“We go on our honeymoon three days after I was traded to Chicago and I see I have call from the Cubs…"

That night, Lakins’ time in Boston was over and, five days later, he was traded to the Chicago Cubs.

In the midst of all of this, Lakins and his wife, Alexis, were preparing for a long-awaited honeymoon after tying the knot in November 2017.

We go on our honeymoon three days after I was traded to Chicago and I see I have call from the Cubs…I’ve been DFA’d again,” Lakins said. “Then a few hours later, we’re on a cruise and I receive a call that I’ve been picked up by the Orioles.

Three different teams in 14 days. But Lakins was ready for a new challenge and opportunity when Spring Training arrived. Midway through a camp in which Lakins thought he pitched well, the COVID-19 pandemic hit and threw another curveball.

“It just turned into a waiting game,” Lakins, who spent the three-month down time working out and spending time with family bouncing back between their home in Jupiter, Fla., and Ohio, said. “Then in June, we receive a two-week notice to arrive for summer camp in Baltimore. We packed up, found a place in Baltimore and the family came with me.”

“Summer camp was so strange,” Lakins said. “I’m there trying to get comfortable and trying to cement a roster spot but it was all so odd. Pitchers were in a completely other locker room from position players. We were spaced so far apart. Each pitcher had to have their own ball bag. It was just so different from anything I’d ever been a part of.”

Ultimately, Lakins did find a spot in the Baltimore bullpen, earning his first big-league win, tossing a scoreless 11th inning in a walk-off win over the Tampa Bay Rays Aug. 1 at Oriole Park at Camden Yards.
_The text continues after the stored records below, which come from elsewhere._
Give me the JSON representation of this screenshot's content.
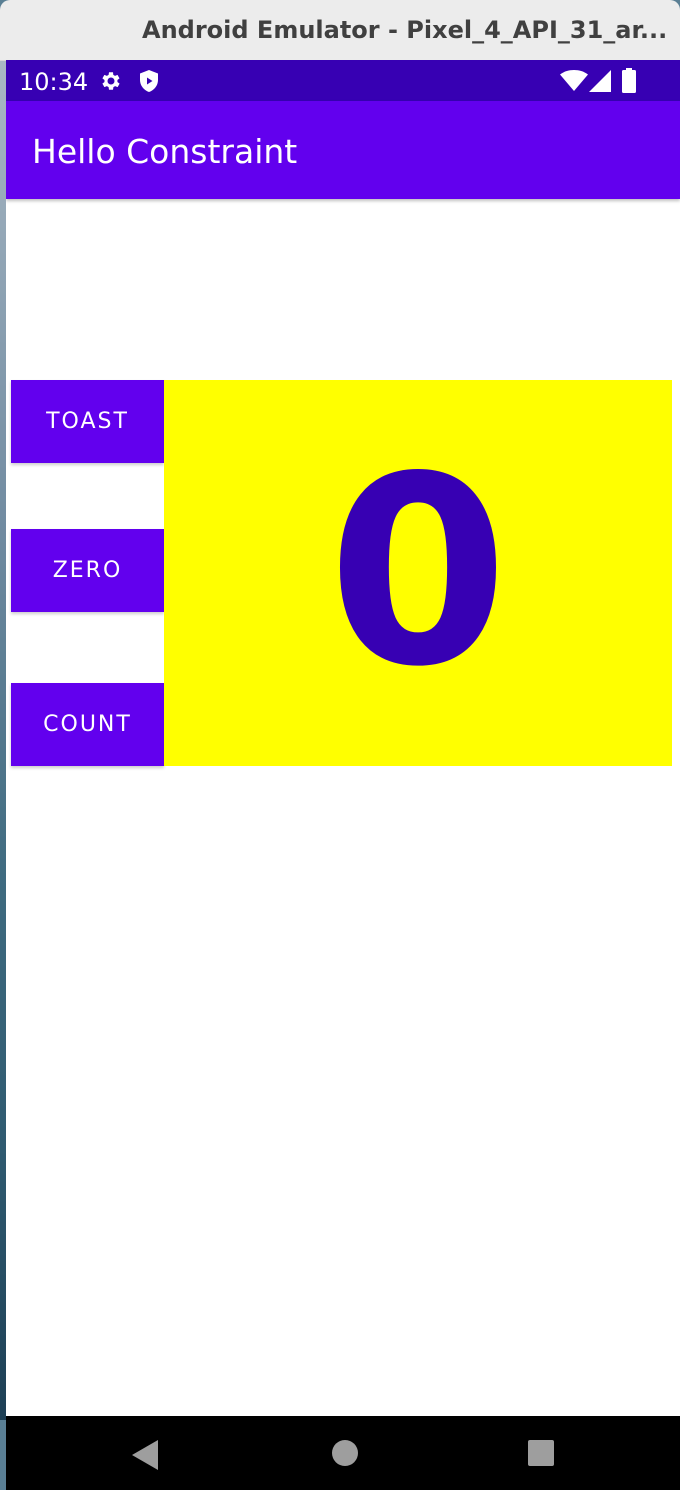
{
  "window": {
    "title": "Android Emulator - Pixel_4_API_31_ar..."
  },
  "status_bar": {
    "time": "10:34",
    "icons": [
      "gear-icon",
      "shield-icon",
      "wifi-icon",
      "signal-icon",
      "battery-icon"
    ],
    "color": "#3700b3"
  },
  "app_bar": {
    "title": "Hello Constraint",
    "color": "#6200ee"
  },
  "buttons": {
    "toast": "TOAST",
    "zero": "ZERO",
    "count": "COUNT",
    "color": "#6200ee"
  },
  "show_count": {
    "value": "0",
    "background": "#ffff00",
    "text_color": "#3700b3"
  },
  "nav_bar": {
    "icons": [
      "back-icon",
      "home-icon",
      "recents-icon"
    ]
  }
}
When you come in for the 11th inning of a tie game, you expect the crowd to be going crazy and the bases empty,” Lakins said. “But there I was, at the center of the diamond with nobody in the stands and a runner on second base. I was able to get out of it and we won it in the bottom half. The celebration was just so tempered for a walk-off. It was surreal but just an awesome feeling. Getting a win in the big leagues is something you dream of as a kid and it became reality.
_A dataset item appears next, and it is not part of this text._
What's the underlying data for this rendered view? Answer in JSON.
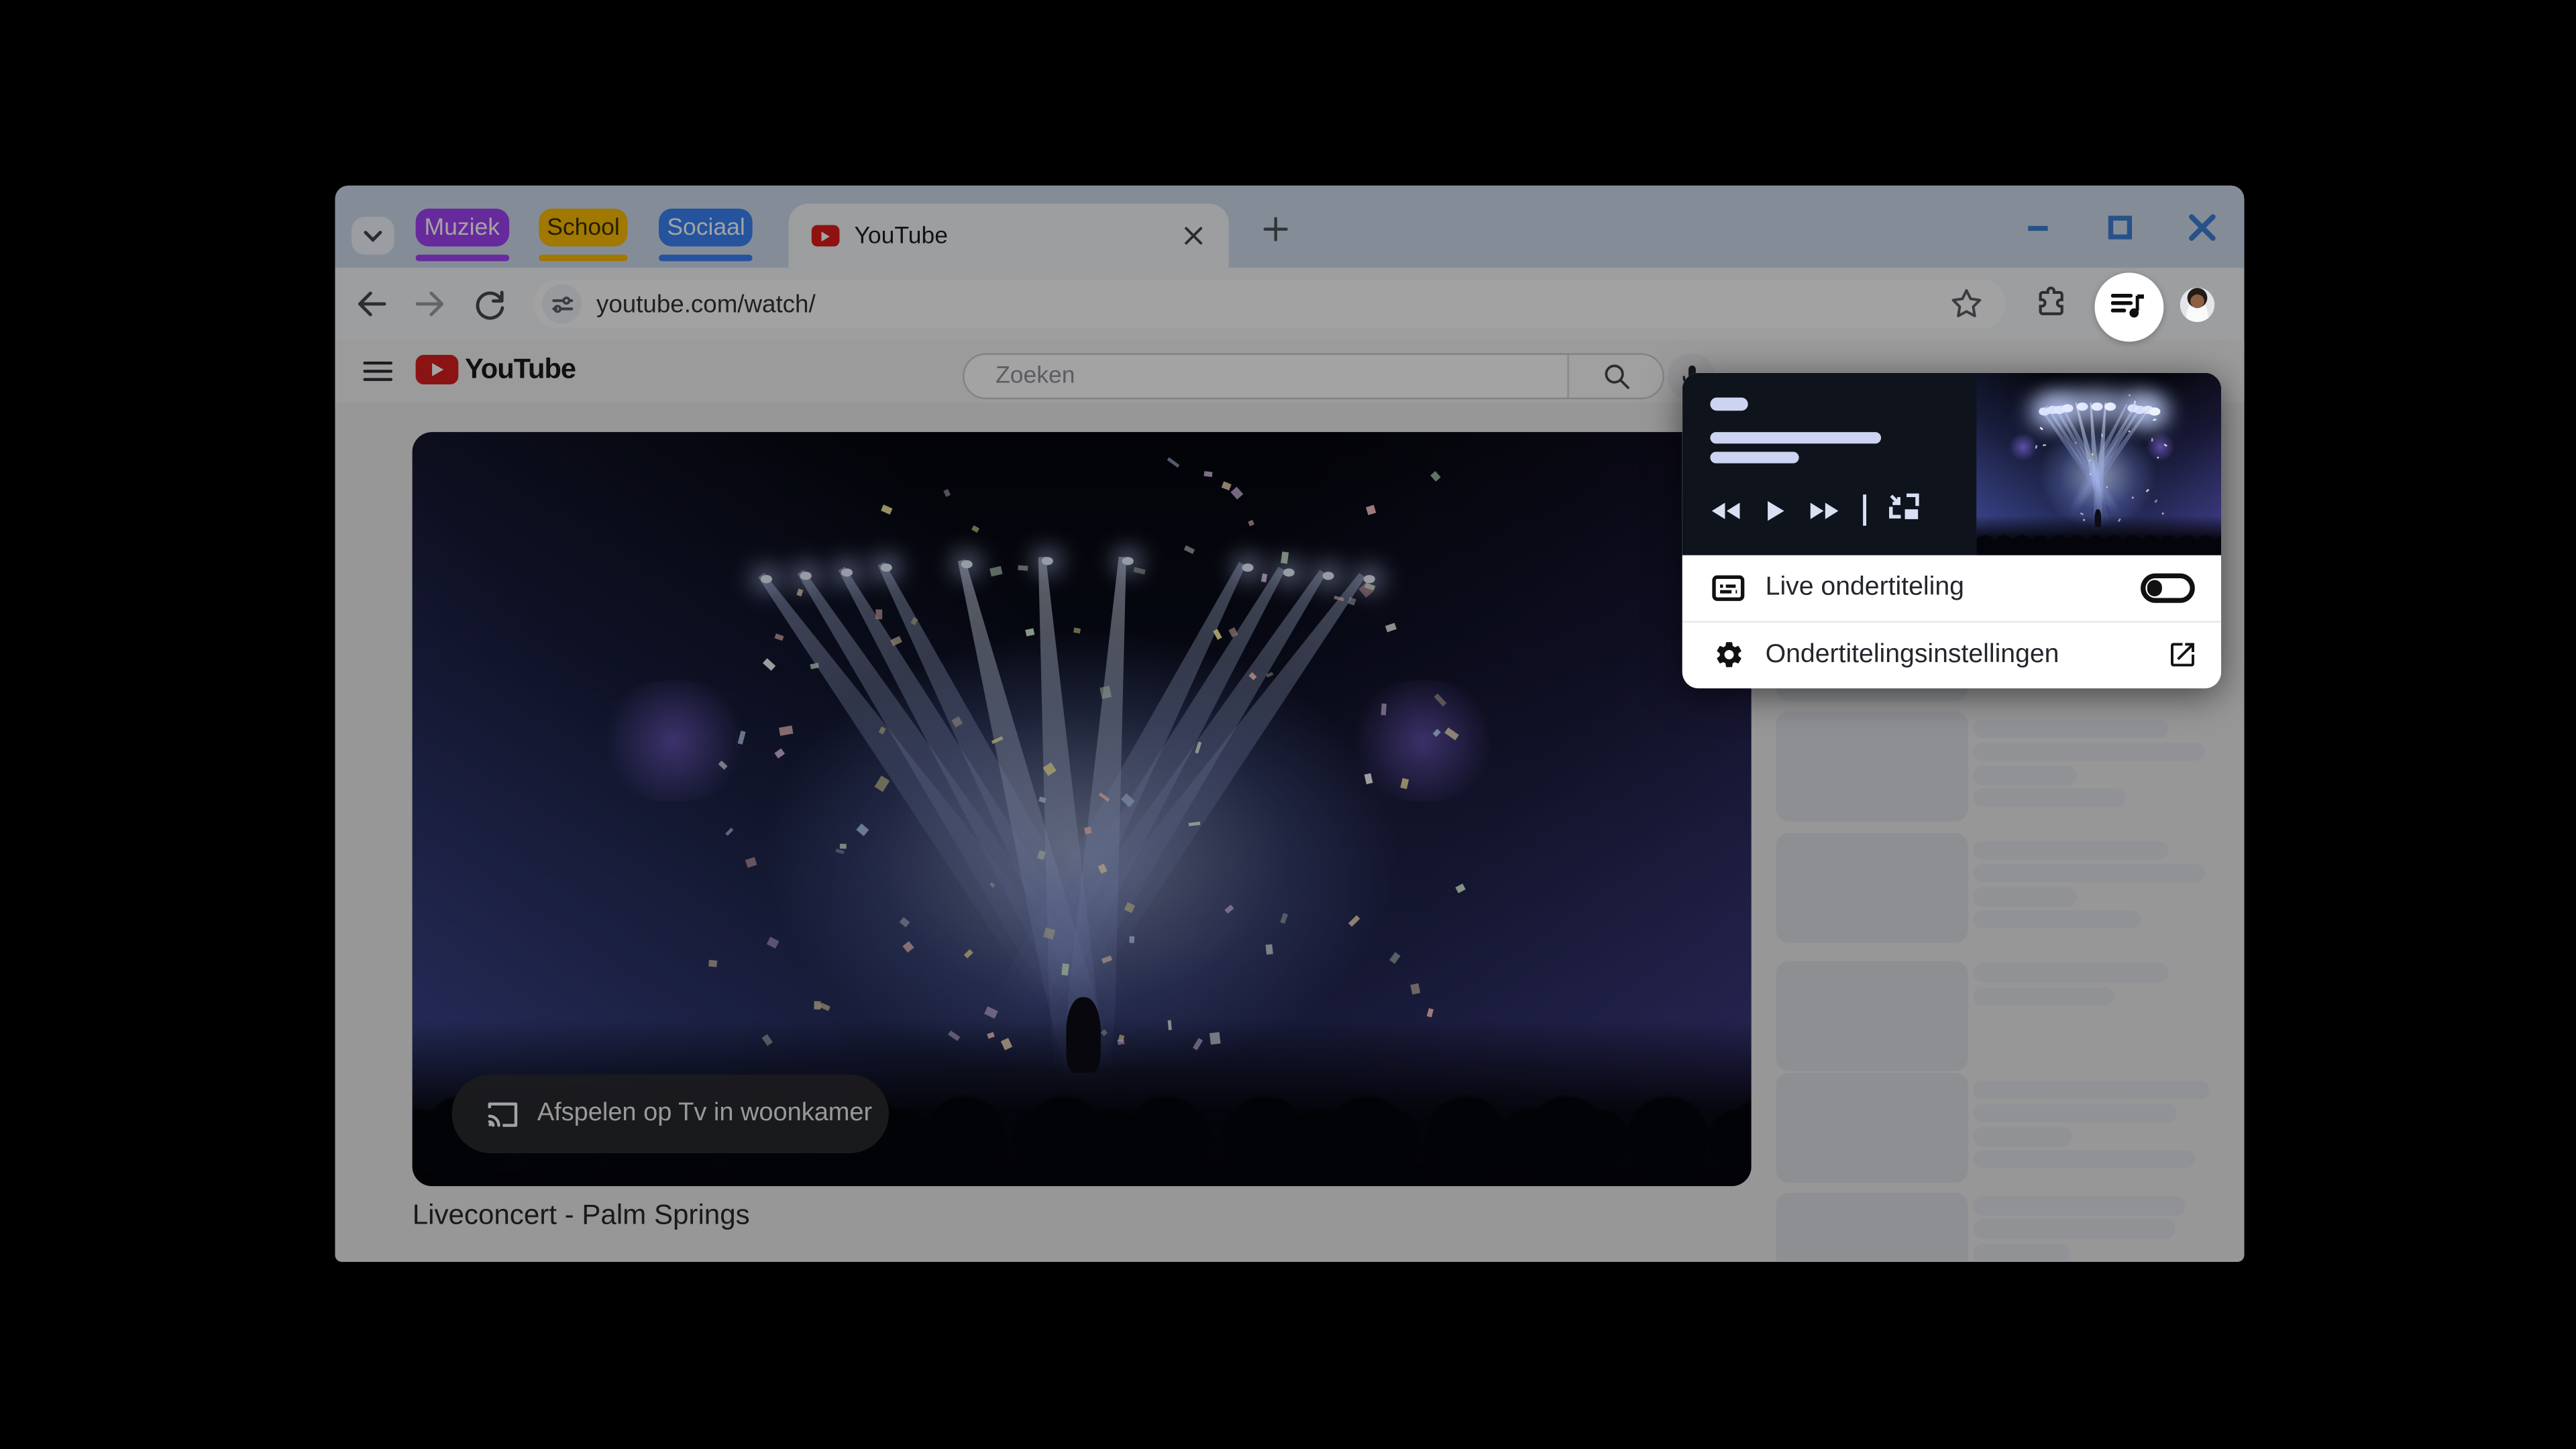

Since then, Lakins has proven to be a valuable part of the Baltimore staff, going 2-1 with a 3.45 ERA in 15.2 innings pitched over 14 appearances. He’s trying to take it all in on a team that is now just a couple games out of a playoff spot with 24 games to play after back-to-back 100-loss seasons.
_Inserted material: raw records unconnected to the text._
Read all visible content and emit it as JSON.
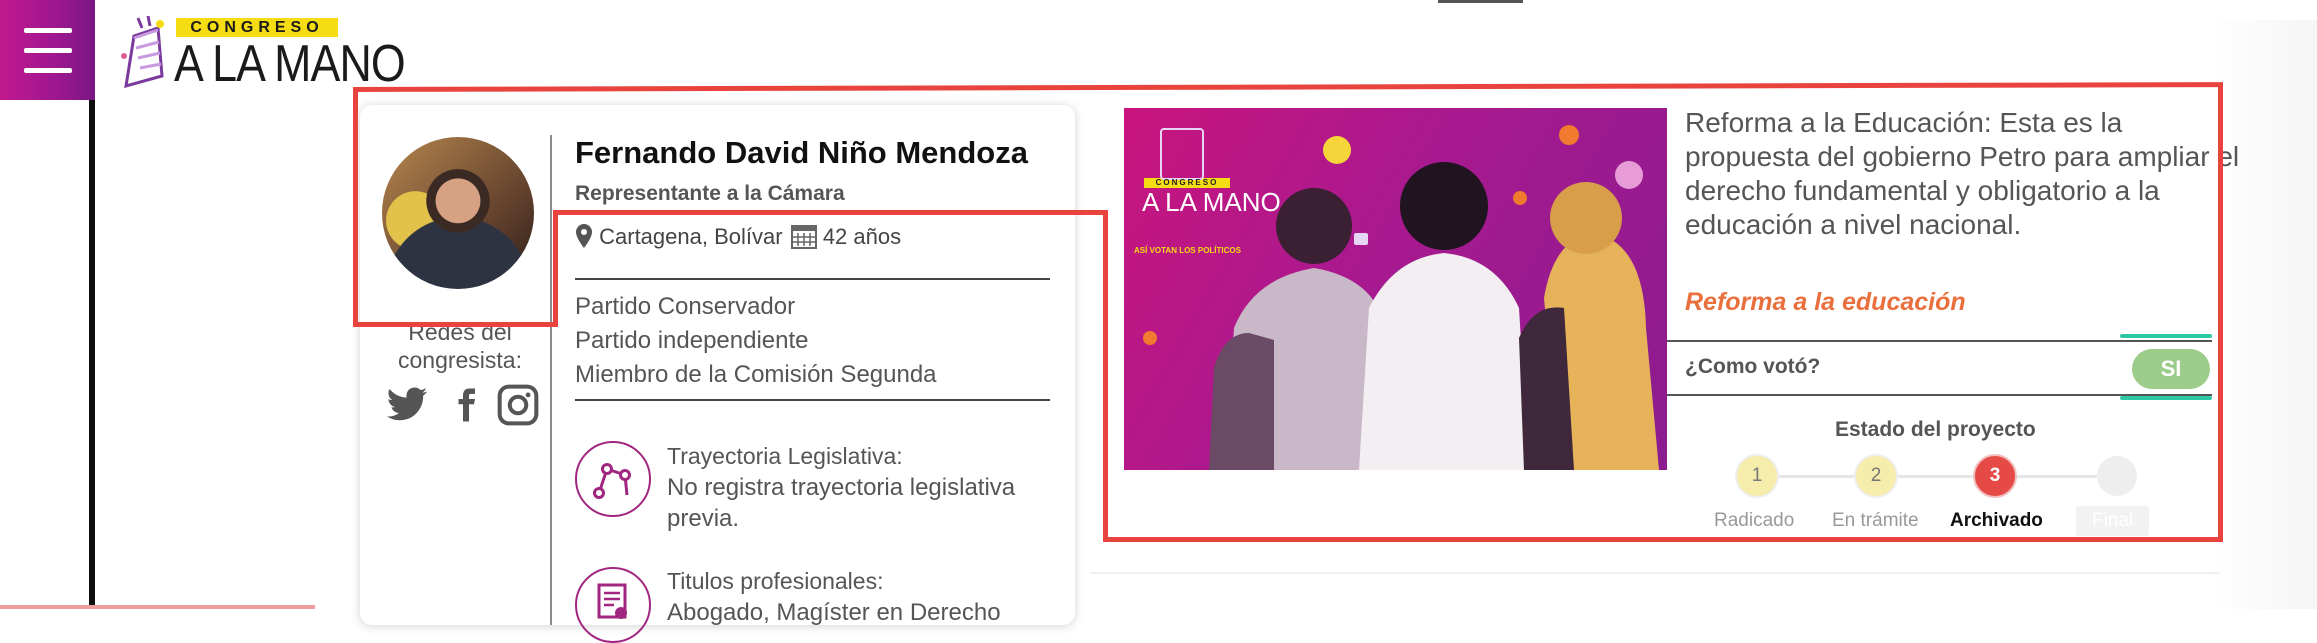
{
  "header": {
    "logo_top": "CONGRESO",
    "logo_main": "A LA MANO"
  },
  "congresista": {
    "name": "Fernando David Niño Mendoza",
    "role": "Representante a la Cámara",
    "location": "Cartagena, Bolívar",
    "age": "42 años",
    "parties": [
      "Partido Conservador",
      "Partido independiente",
      "Miembro de la Comisión Segunda"
    ],
    "redes_label": "Redes del congresista:",
    "social_icons": [
      "twitter-icon",
      "facebook-icon",
      "instagram-icon"
    ],
    "sections": [
      {
        "title": "Trayectoria Legislativa:",
        "body": "No registra trayectoria legislativa previa."
      },
      {
        "title": "Titulos profesionales:",
        "body": "Abogado, Magíster en Derecho"
      }
    ]
  },
  "proyecto": {
    "image_logo_top": "CONGRESO",
    "image_logo_main": "A LA MANO",
    "image_logo_sub": "ASÍ VOTAN LOS POLÍTICOS",
    "description": "Reforma a la Educación: Esta es la propuesta del gobierno Petro para ampliar el derecho fundamental y obligatorio a la educación a nivel nacional.",
    "link": "Reforma a la educación",
    "voto_label": "¿Como votó?",
    "voto_value": "SI",
    "estado_title": "Estado del proyecto",
    "steps": [
      {
        "num": "1",
        "label": "Radicado"
      },
      {
        "num": "2",
        "label": "En trámite"
      },
      {
        "num": "3",
        "label": "Archivado"
      },
      {
        "num": "",
        "label": "Final"
      }
    ],
    "active_step": 3
  },
  "colors": {
    "brand_magenta": "#a01791",
    "logo_yellow": "#f6dc12",
    "link_orange": "#e9703d",
    "vote_green": "#9ccc8a",
    "step_active": "#e54a46",
    "annotation_red": "#e8433d"
  }
}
“I really think I learned a lot from my time in Boston,” Lakins added. “We had a great group of veteran guys…Price, Sale, Porcello, Moreland, Cashner, who carried themselves differently. But this is such a fun, energetic feel. We have a bunch of young, hungry guys here and they’re one of the best groups I’ve ever played with. We have fun, we get after it and we’re all behind each other. We just need to get hot at the right time.”

Through his time in professional ball, though, Lakins still looks back fondly on his time in Columbus.

I still hang on to how family-oriented we were and that will always stick with me,” Lakins said. “Coach Beals had such a great culture of togetherness and brotherhood. Looking back on his ability to turn a bunch of talented high school players into a team is unique. Having veterans like (Josh) Dezse and (Tim) Wetzel there for you from the day you step on campus is special. Those guys were not only great players but really good people. We were just all-in as a team.

“I still hang on to how family-oriented we were and that will always stick with me."

From that time at Ohio State to today in Baltimore, Lakins has not taken for granted all of the experiences that have brought him to this point.

“Throughout all of it, I think I’ve just grown up,” Lakins said. “Being around veterans and seeing how they handle different situations has taught me a lot. I just need to keep learning. This game can humble you quickly so you need to continue to get better. Having my family with me on this whole journey has been a blessing, though. During a typical season, I wouldn’t get to see them a lot but getting those three months this spring plus having them with me in Baltimore has made this all so much easier.”